Are you an Age-Inclusive Employer?
A recent study by Indeed finds that as firms are battling to attract young talent with perks like happy hours, free food, and ping pong tables, they may unintentionally be creating an environment that alienates older workers.
The Bureau of Labor Statistics is predicting that 25 percent of workers will be at least 55 years old by 2019. While companies may be spending a lot of time and effort on cultural, religious, and gender-focused diversity initiatives, they seem to fall short of addressing generational differences.
So, how do you become age-inclusive?
One way to accomplish this is for HR and hiring managers to re-visit the language contained within job descriptions and advertisements. For example, Indeed recently eliminated the college degree requirement for most roles in their sales and client service functions. They believed that it would attract many qualified workers who may not have graduated from college but who still offer incredibly valuable work experience.
Beyond the hiring process, age-inclusion can be infused in your array of benefit options and cultural initiatives.

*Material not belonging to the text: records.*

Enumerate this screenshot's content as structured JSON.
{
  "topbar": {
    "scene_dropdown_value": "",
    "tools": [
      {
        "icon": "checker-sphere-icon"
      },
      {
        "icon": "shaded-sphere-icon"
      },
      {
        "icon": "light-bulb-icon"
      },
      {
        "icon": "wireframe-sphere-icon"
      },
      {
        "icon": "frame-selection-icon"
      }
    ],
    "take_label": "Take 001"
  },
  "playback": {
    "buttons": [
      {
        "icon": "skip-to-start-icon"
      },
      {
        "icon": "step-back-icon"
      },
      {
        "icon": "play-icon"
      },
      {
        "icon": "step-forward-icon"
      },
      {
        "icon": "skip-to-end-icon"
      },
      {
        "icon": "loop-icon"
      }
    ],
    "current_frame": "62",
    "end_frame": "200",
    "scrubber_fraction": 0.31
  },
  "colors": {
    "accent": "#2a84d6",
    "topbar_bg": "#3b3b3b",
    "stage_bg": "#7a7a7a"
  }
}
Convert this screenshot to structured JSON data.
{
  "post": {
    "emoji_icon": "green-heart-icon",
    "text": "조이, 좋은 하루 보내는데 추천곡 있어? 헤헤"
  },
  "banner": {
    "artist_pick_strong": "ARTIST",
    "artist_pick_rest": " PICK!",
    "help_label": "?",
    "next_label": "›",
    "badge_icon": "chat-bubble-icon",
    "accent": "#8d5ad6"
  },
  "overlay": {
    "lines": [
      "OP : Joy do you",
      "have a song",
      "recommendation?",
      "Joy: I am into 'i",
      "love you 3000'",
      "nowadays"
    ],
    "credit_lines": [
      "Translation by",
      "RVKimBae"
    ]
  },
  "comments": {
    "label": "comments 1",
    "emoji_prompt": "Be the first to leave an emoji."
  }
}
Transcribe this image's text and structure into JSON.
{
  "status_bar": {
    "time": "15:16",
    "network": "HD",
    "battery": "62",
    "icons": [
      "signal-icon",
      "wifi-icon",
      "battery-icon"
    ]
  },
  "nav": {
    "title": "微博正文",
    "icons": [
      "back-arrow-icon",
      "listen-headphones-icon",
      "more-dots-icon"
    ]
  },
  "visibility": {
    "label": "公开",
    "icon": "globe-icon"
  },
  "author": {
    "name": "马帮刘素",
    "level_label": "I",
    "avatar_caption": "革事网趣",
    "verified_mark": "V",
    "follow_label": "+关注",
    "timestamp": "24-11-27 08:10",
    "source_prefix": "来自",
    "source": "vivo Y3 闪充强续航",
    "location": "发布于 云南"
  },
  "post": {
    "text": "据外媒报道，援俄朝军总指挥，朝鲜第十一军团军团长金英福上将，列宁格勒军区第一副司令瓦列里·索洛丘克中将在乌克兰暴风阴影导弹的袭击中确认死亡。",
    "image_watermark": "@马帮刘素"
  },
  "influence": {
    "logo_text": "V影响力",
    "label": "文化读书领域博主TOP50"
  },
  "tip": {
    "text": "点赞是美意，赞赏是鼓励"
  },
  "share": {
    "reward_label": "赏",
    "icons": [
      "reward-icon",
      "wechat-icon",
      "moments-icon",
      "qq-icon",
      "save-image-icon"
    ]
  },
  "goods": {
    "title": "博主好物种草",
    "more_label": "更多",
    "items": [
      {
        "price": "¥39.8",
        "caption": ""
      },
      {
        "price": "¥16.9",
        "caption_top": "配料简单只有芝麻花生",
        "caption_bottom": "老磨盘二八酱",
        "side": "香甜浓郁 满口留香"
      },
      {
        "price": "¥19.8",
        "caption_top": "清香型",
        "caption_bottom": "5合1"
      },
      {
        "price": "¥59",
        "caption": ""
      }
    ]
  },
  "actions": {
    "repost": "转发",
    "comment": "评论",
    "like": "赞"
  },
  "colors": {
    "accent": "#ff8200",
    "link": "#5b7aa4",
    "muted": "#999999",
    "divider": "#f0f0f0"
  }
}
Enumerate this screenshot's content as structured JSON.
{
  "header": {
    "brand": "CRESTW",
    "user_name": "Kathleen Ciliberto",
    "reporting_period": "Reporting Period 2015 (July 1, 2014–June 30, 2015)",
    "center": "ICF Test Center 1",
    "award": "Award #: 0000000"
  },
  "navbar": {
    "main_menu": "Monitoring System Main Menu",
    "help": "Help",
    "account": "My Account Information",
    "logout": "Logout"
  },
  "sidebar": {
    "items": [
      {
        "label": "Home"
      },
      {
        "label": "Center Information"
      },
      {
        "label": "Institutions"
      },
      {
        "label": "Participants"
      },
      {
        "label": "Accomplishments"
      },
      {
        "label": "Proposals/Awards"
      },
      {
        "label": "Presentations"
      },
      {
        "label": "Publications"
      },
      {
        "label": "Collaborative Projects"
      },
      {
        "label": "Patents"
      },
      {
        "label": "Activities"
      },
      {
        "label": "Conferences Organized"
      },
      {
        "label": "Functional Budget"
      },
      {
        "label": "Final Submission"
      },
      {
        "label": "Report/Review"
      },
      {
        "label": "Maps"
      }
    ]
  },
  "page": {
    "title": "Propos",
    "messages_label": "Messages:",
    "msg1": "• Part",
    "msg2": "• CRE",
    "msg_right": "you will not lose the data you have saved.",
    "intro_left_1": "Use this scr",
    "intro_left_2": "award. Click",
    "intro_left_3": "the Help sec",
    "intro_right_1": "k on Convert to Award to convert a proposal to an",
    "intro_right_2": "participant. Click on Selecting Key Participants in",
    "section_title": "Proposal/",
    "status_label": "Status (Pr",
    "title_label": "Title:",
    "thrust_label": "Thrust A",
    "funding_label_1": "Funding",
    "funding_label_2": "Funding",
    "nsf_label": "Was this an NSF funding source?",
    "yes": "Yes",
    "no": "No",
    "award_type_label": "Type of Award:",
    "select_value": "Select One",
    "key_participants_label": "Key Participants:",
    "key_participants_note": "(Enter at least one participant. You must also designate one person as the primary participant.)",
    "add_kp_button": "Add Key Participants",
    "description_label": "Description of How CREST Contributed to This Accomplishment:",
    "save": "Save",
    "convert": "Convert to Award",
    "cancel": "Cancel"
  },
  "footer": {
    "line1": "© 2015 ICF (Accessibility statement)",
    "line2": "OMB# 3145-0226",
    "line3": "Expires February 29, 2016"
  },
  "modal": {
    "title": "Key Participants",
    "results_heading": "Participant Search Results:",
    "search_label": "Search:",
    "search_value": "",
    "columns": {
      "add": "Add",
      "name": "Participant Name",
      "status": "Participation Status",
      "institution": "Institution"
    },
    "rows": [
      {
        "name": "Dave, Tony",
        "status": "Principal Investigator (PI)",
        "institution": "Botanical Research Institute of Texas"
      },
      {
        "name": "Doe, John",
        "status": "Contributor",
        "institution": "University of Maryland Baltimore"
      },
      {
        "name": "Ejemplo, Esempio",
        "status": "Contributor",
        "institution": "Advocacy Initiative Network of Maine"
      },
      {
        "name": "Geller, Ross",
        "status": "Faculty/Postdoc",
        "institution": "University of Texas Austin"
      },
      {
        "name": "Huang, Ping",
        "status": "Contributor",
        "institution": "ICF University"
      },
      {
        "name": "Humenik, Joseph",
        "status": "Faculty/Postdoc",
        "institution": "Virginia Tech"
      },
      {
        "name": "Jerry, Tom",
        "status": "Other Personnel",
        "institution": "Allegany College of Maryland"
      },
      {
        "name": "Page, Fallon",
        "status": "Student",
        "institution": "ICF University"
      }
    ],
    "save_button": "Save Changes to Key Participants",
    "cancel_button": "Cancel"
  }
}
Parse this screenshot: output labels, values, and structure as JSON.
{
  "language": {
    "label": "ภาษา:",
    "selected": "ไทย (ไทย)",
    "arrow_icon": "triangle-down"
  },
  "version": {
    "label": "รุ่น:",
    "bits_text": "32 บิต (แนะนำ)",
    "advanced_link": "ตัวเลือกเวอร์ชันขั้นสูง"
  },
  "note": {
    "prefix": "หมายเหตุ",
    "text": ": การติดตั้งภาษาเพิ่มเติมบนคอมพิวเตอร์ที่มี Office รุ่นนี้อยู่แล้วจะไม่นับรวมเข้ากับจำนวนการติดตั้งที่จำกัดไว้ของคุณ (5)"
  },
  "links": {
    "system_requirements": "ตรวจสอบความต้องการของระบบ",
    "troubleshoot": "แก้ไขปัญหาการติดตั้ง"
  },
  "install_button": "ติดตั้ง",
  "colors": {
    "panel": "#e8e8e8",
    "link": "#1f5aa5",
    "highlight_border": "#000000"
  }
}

While younger workers may rank volunteer programs as an important company attribute, older workers may want more family time and prefer flexible work arrangements. Younger workers may be thinking more about day care, while older workers may be thinking more about about elder care. Check out this infographic to see how different generations have diverse recognition preferences and valued benefits.
Given that the older generation brings diverse and valuable perspectives & experiences to the workplace, and that they will soon makeup a quarter of the workforce, employers should show that they value their older generation of workers by creating a culture that is age-inclusive.